Dataset entries |
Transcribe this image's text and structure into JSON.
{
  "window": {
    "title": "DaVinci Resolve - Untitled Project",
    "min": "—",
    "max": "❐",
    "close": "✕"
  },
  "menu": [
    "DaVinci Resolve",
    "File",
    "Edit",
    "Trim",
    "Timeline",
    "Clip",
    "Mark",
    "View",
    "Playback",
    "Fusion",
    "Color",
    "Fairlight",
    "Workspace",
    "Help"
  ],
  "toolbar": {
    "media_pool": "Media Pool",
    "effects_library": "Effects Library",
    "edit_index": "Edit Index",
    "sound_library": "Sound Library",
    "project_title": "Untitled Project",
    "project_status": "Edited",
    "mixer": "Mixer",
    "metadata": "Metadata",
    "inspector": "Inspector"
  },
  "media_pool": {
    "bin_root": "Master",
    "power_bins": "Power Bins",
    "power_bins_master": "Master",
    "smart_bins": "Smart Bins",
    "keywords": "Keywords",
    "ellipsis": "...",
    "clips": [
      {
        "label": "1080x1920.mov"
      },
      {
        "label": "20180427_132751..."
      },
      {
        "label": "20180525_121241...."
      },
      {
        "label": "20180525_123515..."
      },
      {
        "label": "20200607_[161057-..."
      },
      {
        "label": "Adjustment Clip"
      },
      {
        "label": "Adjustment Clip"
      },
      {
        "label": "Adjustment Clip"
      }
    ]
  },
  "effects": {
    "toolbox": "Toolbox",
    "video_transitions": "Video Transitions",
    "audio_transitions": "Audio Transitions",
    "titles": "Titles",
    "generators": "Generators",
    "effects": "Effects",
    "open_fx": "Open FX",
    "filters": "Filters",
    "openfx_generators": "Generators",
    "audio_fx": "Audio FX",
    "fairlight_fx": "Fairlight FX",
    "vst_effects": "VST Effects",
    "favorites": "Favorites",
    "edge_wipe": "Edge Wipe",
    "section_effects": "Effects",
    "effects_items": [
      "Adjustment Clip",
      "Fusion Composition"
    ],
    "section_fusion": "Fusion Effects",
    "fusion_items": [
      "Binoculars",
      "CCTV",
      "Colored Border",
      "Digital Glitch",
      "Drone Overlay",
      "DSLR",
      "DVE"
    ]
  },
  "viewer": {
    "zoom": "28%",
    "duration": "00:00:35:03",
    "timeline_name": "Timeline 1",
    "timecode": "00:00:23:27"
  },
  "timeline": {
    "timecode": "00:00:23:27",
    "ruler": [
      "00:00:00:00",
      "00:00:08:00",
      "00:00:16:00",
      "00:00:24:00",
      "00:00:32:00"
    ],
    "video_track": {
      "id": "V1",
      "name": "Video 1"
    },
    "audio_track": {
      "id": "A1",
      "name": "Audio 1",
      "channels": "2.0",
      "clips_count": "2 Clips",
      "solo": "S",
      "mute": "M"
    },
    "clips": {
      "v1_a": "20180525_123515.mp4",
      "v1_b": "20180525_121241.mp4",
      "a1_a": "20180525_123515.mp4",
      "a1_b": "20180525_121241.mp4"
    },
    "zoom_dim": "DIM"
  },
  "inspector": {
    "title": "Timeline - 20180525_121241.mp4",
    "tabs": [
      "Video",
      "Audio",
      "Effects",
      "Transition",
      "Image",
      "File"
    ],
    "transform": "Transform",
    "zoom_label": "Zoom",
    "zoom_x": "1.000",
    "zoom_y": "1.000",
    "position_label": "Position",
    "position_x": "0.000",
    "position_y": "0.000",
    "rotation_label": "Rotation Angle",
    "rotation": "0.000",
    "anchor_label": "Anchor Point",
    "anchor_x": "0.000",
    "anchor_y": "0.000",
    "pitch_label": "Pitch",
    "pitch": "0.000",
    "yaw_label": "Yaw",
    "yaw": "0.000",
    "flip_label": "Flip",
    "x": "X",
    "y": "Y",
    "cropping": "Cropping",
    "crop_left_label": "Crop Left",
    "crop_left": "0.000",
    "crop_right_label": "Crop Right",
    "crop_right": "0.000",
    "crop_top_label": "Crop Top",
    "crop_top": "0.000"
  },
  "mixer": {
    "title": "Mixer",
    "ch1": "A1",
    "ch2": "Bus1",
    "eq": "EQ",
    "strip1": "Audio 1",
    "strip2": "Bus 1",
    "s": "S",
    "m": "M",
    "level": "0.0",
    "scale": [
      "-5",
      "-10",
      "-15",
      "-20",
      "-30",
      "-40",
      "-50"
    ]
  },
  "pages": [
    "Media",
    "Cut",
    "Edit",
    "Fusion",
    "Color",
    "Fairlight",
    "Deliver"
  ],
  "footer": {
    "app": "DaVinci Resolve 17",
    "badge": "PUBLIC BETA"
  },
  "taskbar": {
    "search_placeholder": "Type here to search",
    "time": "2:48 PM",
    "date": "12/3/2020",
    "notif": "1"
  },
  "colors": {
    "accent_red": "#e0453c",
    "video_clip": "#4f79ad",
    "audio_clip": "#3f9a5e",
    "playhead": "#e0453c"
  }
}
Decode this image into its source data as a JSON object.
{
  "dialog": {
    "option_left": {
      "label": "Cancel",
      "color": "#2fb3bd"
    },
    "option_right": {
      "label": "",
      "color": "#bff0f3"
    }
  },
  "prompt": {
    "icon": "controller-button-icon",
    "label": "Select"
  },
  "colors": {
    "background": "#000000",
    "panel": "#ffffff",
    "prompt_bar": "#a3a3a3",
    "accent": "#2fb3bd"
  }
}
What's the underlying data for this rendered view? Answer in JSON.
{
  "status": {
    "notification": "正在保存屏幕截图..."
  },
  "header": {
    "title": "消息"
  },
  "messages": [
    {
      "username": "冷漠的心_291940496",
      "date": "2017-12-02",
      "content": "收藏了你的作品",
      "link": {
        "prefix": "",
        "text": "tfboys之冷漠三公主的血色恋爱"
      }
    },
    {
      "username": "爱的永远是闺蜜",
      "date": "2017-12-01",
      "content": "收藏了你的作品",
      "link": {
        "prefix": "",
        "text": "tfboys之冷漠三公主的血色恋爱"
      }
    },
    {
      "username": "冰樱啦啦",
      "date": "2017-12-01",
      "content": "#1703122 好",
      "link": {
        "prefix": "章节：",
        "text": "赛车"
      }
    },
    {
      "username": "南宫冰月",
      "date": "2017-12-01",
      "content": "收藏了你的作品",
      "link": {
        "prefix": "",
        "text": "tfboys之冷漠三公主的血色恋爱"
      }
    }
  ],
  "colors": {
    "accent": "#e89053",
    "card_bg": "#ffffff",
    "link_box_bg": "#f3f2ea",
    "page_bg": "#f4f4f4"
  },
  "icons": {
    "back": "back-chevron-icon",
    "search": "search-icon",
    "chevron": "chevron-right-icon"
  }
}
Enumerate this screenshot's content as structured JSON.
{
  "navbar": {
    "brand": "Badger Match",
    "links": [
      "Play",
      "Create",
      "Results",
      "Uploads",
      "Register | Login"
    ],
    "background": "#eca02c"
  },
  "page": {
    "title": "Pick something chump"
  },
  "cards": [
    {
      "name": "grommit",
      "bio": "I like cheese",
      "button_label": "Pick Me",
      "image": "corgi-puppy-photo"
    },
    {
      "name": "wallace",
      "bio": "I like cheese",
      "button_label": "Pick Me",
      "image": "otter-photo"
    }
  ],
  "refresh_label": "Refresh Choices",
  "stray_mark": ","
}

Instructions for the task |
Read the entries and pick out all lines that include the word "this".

Task result |
Transcribe this image's text and structure into JSON.
Decode this image into its source data as a JSON object.
What's the underlying data for this rendered view? Answer in JSON.
Enumerate this screenshot's content as structured JSON.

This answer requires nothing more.